British radio audiences had little choice apart from the upscale programming of the BBC.Reith, an intensely moralistic executive, was in full charge.This was to be followed by a simple 10 shillings licence fee with no royalty once the wireless manufactures protection expired.The BBC's broadcasting monopoly was made explicit for the duration of its current broadcast licence, as was the prohibition on advertising.The recommendations of the Crawford Committee were published in March the following year and were still under consideration by the GPO when the 1926 general strike broke out in May.The strike temporarily interrupted newspaper production, and with restrictions on news bulletins waived, the BBC suddenly became the primary source of news for the duration of the crisis. On one hand Reith was acutely aware that the Government might exercise its right to commandeer the BBC at any time as a mouthpiece of the Government if the BBC were to step out of line, but on the other he was anxious to maintain public trust by appearing to be acting independently.There was no paid advertising on the BBC; all the revenue came from a tax on receiving sets. At a time when American, Australian and Canadian stations were drawing huge audiences cheering for their local teams with the broadcast of baseball, rugby and hockey, the BBC emphasized service for a national, rather than a regional audience.
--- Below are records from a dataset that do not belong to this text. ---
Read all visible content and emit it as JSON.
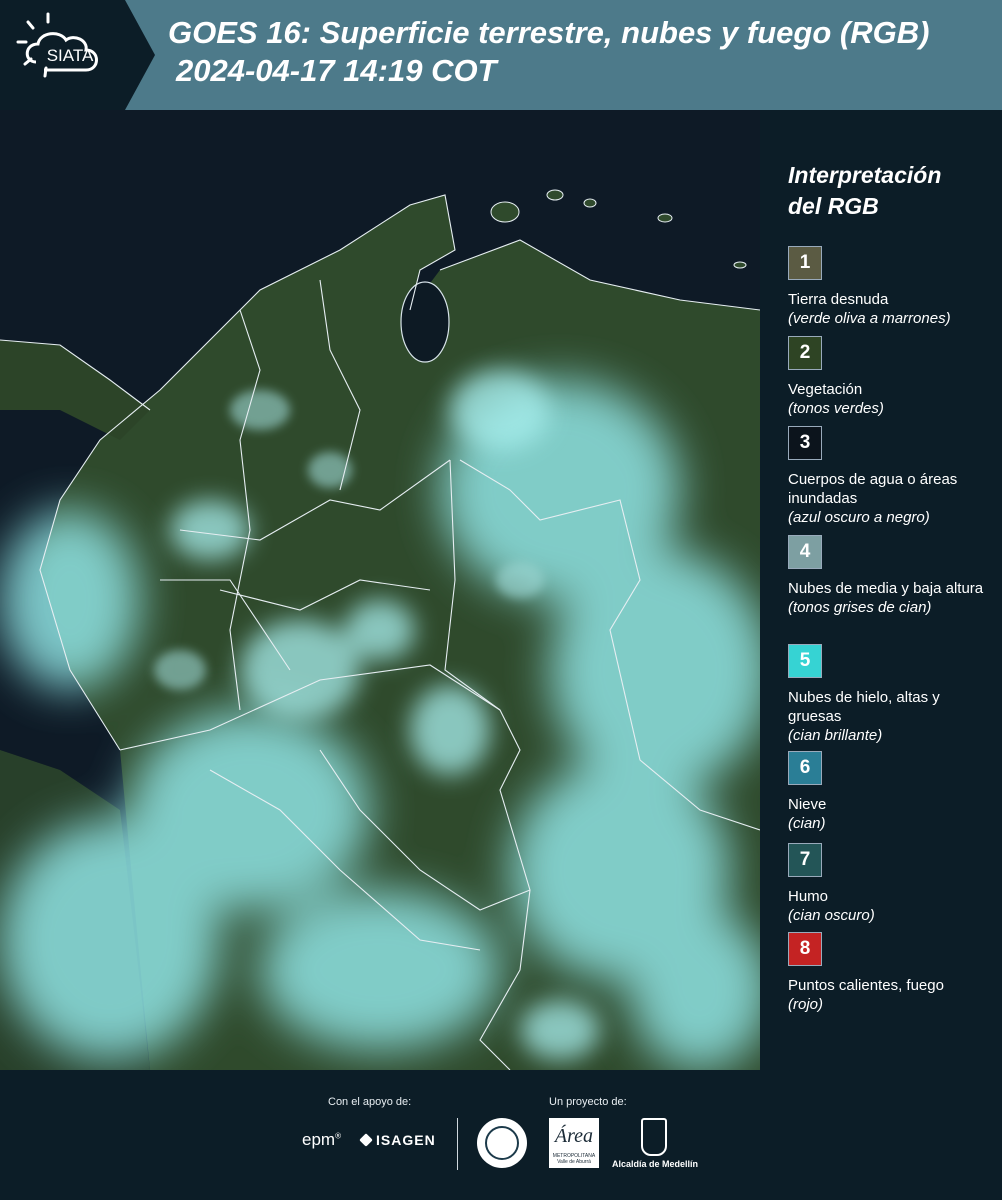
{
  "header": {
    "logo_text": "SIATA",
    "title_line1": "GOES 16: Superficie terrestre, nubes y fuego (RGB)",
    "title_line2": "2024-04-17 14:19 COT"
  },
  "legend": {
    "title_line1": "Interpretación",
    "title_line2": "del RGB",
    "items": [
      {
        "num": "1",
        "label": "Tierra desnuda",
        "note": "(verde oliva a marrones)",
        "color": "#5b5b43"
      },
      {
        "num": "2",
        "label": "Vegetación",
        "note": "(tonos verdes)",
        "color": "#2e4424"
      },
      {
        "num": "3",
        "label": "Cuerpos de agua o áreas inundadas",
        "note": "(azul oscuro a negro)",
        "color": "#0c141c"
      },
      {
        "num": "4",
        "label": "Nubes de media y baja altura",
        "note": "(tonos grises de cian)",
        "color": "#7d9fa2"
      },
      {
        "num": "5",
        "label": "Nubes de hielo, altas y gruesas",
        "note": "(cian brillante)",
        "color": "#36d3d3"
      },
      {
        "num": "6",
        "label": "Nieve",
        "note": "(cian)",
        "color": "#2a7e96"
      },
      {
        "num": "7",
        "label": "Humo",
        "note": "(cian oscuro)",
        "color": "#235557"
      },
      {
        "num": "8",
        "label": "Puntos calientes, fuego",
        "note": "(rojo)",
        "color": "#c42323"
      }
    ]
  },
  "footer": {
    "support_label": "Con el apoyo de:",
    "project_label": "Un proyecto de:",
    "epm": "epm",
    "isagen": "ISAGEN",
    "area_logo": "Área",
    "area_logo_sub": "METROPOLITANA Valle de Aburrá",
    "medellin": "Alcaldía de Medellín"
  },
  "colors": {
    "header_bg": "#4d7a8a",
    "panel_bg": "#0c1d27",
    "vegetation": "#2f4a2c",
    "cloud_cyan": "#8fe3e3"
  }
}
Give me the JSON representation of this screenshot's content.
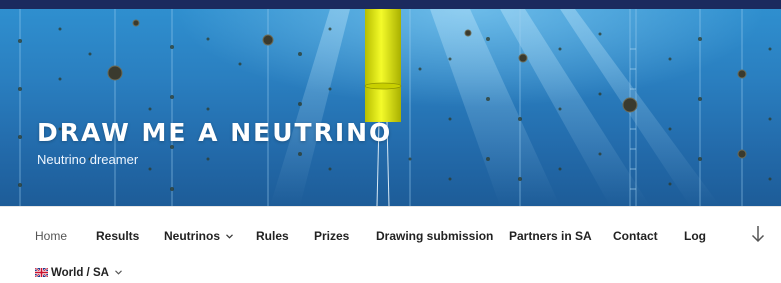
{
  "site": {
    "title": "DRAW ME A NEUTRINO",
    "tagline": "Neutrino dreamer"
  },
  "nav": {
    "items": [
      {
        "label": "Home"
      },
      {
        "label": "Results"
      },
      {
        "label": "Neutrinos"
      },
      {
        "label": "Rules"
      },
      {
        "label": "Prizes"
      },
      {
        "label": "Drawing submission"
      },
      {
        "label": "Partners in SA"
      },
      {
        "label": "Contact"
      },
      {
        "label": "Log"
      }
    ],
    "language": "World / SA"
  },
  "icons": {
    "dropdown": "chevron-down-icon",
    "scroll": "arrow-down-icon",
    "flag": "uk-flag-icon"
  },
  "colors": {
    "topbar": "#1b2a5e",
    "water": "#2a7fc0",
    "buoy": "#e8f000"
  }
}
Its headquarters are at Broadcasting House in Westminster, London and it is the world's oldest national broadcasting organisation and used to fund the BBC's radio, TV, and online services covering the nations and regions of the UK.By mid-1923, discussions between the GPO and the BBC had become deadlocked and the Postmaster-General commissioned a review of broadcasting by the Sykes Committee.The Committee recommended a short term reorganisation of licence fees with improved enforcement in order to address the BBC's immediate financial distress, and an increased share of the licence revenue split between it and the GPO.His goal was to broadcast "All that is best in every department of human knowledge, endeavour and achievement....The preservation of a high moral tone is obviously of paramount importance." Reith succeeded in building a high wall against an American-style free-for-all in radio in which the goal was to attract the largest audiences and thereby secure the greatest advertising revenue.By now the BBC under Reith's leadership had forged a consensus favouring a continuation of the unified (monopoly) broadcasting service, but more money was still required to finance rapid expansion.Wireless manufacturers were anxious to exit the loss making consortium with Reith keen that the BBC be seen as a public service rather than a commercial enterprise.Anxious to avoid the same chaotic expansion experienced in the United States, the GPO proposed that it would issue a single broadcasting licence to a company jointly owned by a consortium of leading wireless receiver manufactures, to be known as the British Broadcasting Company Ltd.John Reith, a Scottish Calvinist, was appointed its General Manager in December 1922 a few weeks after the company made its first official broadcast.The resulting coverage of both striker and government viewpoints impressed millions of listeners who were unaware that the PM had broadcast to the nation from Reith's home, using one of Reith's sound bites inserted at the last moment, or that the BBC had banned broadcasts from the Labour Party and delayed a peace appeal by the Archbishop of Canterbury.Supporters of the strike nicknamed the BBC the BFC for British Falsehood Company.